The 3.9 Art Collective was created to support a creative African American presence in San Francisco. I AM SAN FRANCISCO connects the collective, as well as other artists, to native Black San Francisco.

“I was lucky to be born in San Francisco,” says curator Kheven LaGrone.

After contributing her story, economist, author and national television commentator Dr. Julianne Malveaux expressed “joy for taking this trip down memory lane and writing a few paragraphs for the project.”

Storytellers and artists include:

Jarrel Phillips; Wanda Sabir; Karen Oyekanmi; Orlonda Uffre; William Rhodes; Courageous C; San Francisco Bay View; Michael Ross; Jackie Chauhan; Dr. Julianne Malveaux; Nyame Brown; 100% College Prep Institute; Malik Seneferu; Tomye; Kristine Mays; Jian Giannini; Jim Dennis; Johanna B.; Mark Johnson; Charles Curtis Blackwell; Stetson Hines; Michole “Micholiano” Forks; Javon Phillips; Chris Cornelius; Kheven LaGrone

Part II of the exhibit, curated and created by Jarrel Phillips, will be shown at the Rosenberg Library at City College of San Francisco. Titled I AM SAN FRANCISCO: Black Past and Presence, it will exhibit from February through October 2016. It was inspired by statement “We are the San Francisco no one talks about” taken from James Baldwin’s documentary “Take This Hammer.”

Kheven LaGrone has created and curated several shows at the library including I Am America: Black Genealogy Through the Eyes of An Artist; Coloring Outside the Lines: Black Cartoonists as Social Commentators; BABA: Black Artists’ Expressions of Father; ASPIRE! Black Teen Artists’ Interpretations of Success; and The Morrie Movement: The Influence of Wee Pals Cartoonist Morrie Turner. He has curated shows for the AfroSolo Arts Festival, including Resilience and MORRIE TURNER, Creator of Wee Pals Cartoon: A 45-Year Retrospective.
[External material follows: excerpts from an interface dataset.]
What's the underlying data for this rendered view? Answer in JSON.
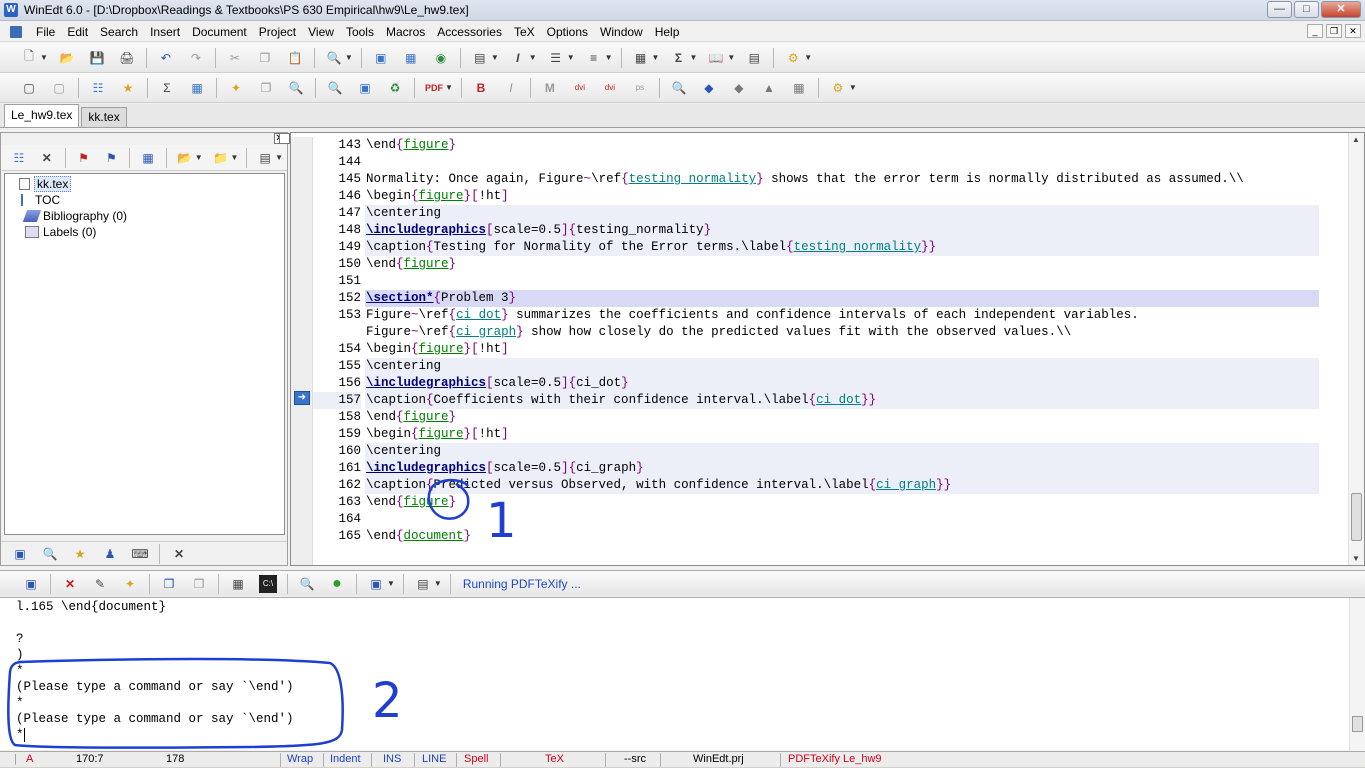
{
  "window": {
    "title": "WinEdt 6.0 - [D:\\Dropbox\\Readings & Textbooks\\PS 630 Empirical\\hw9\\Le_hw9.tex]"
  },
  "menu": [
    "File",
    "Edit",
    "Search",
    "Insert",
    "Document",
    "Project",
    "View",
    "Tools",
    "Macros",
    "Accessories",
    "TeX",
    "Options",
    "Window",
    "Help"
  ],
  "tabs": [
    {
      "label": "Le_hw9.tex",
      "active": true
    },
    {
      "label": "kk.tex",
      "active": false
    }
  ],
  "tree": {
    "items": [
      {
        "label": "kk.tex",
        "icon": "tex-file-icon",
        "selected": true
      },
      {
        "label": "TOC",
        "icon": "toc-icon"
      },
      {
        "label": "Bibliography  (0)",
        "icon": "bibliography-icon"
      },
      {
        "label": "Labels  (0)",
        "icon": "labels-icon"
      }
    ]
  },
  "editor": {
    "current_line": 157,
    "lines": [
      {
        "n": "143",
        "text": "\\end{figure}"
      },
      {
        "n": "144",
        "text": ""
      },
      {
        "n": "145",
        "text": "Normality: Once again, Figure~\\ref{testing normality} shows that the error term is normally distributed as assumed.\\\\"
      },
      {
        "n": "146",
        "text": "\\begin{figure}[!ht]"
      },
      {
        "n": "147",
        "text": "\\centering"
      },
      {
        "n": "148",
        "text": "\\includegraphics[scale=0.5]{testing_normality}"
      },
      {
        "n": "149",
        "text": "\\caption{Testing for Normality of the Error terms.\\label{testing normality}}"
      },
      {
        "n": "150",
        "text": "\\end{figure}"
      },
      {
        "n": "151",
        "text": ""
      },
      {
        "n": "152",
        "text": "\\section*{Problem 3}"
      },
      {
        "n": "153",
        "text": "Figure~\\ref{ci dot} summarizes the coefficients and confidence intervals of each independent variables."
      },
      {
        "n": "",
        "text": "Figure~\\ref{ci graph} show how closely do the predicted values fit with the observed values.\\\\"
      },
      {
        "n": "154",
        "text": "\\begin{figure}[!ht]"
      },
      {
        "n": "155",
        "text": "\\centering"
      },
      {
        "n": "156",
        "text": "\\includegraphics[scale=0.5]{ci_dot}"
      },
      {
        "n": "157",
        "text": "\\caption{Coefficients with their confidence interval.\\label{ci dot}}"
      },
      {
        "n": "158",
        "text": "\\end{figure}"
      },
      {
        "n": "159",
        "text": "\\begin{figure}[!ht]"
      },
      {
        "n": "160",
        "text": "\\centering"
      },
      {
        "n": "161",
        "text": "\\includegraphics[scale=0.5]{ci_graph}"
      },
      {
        "n": "162",
        "text": "\\caption{Predicted versus Observed, with confidence interval.\\label{ci graph}}"
      },
      {
        "n": "163",
        "text": "\\end{figure}"
      },
      {
        "n": "164",
        "text": ""
      },
      {
        "n": "165",
        "text": "\\end{document}"
      }
    ]
  },
  "output_toolbar": {
    "status": "Running PDFTeXify ..."
  },
  "output": {
    "lines": [
      "l.165 \\end{document}",
      "",
      "?",
      ")",
      "*",
      "(Please type a command or say `\\end')",
      "*",
      "(Please type a command or say `\\end')",
      "*"
    ]
  },
  "annotations": [
    "1",
    "2"
  ],
  "statusbar": {
    "mode": "A",
    "position": "170:7",
    "lines": "178",
    "wrap": "Wrap",
    "indent": "Indent",
    "ins": "INS",
    "line": "LINE",
    "spell": "Spell",
    "tex": "TeX",
    "src": "--src",
    "project": "WinEdt.prj",
    "task": "PDFTeXify Le_hw9"
  },
  "colors": {
    "accent_blue": "#1f3fbf",
    "annotation_blue": "#1e3fd0",
    "status_red": "#d0021b",
    "env_green": "#008000",
    "ref_teal": "#008080",
    "brace_purple": "#800080"
  }
}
LaGrone’s shows have exhibited in New York City (Manhattan), San Francisco, Atlanta, Oakland and Richmond.

For more information, contact Kheven LaGrone at Kheven@aol.com.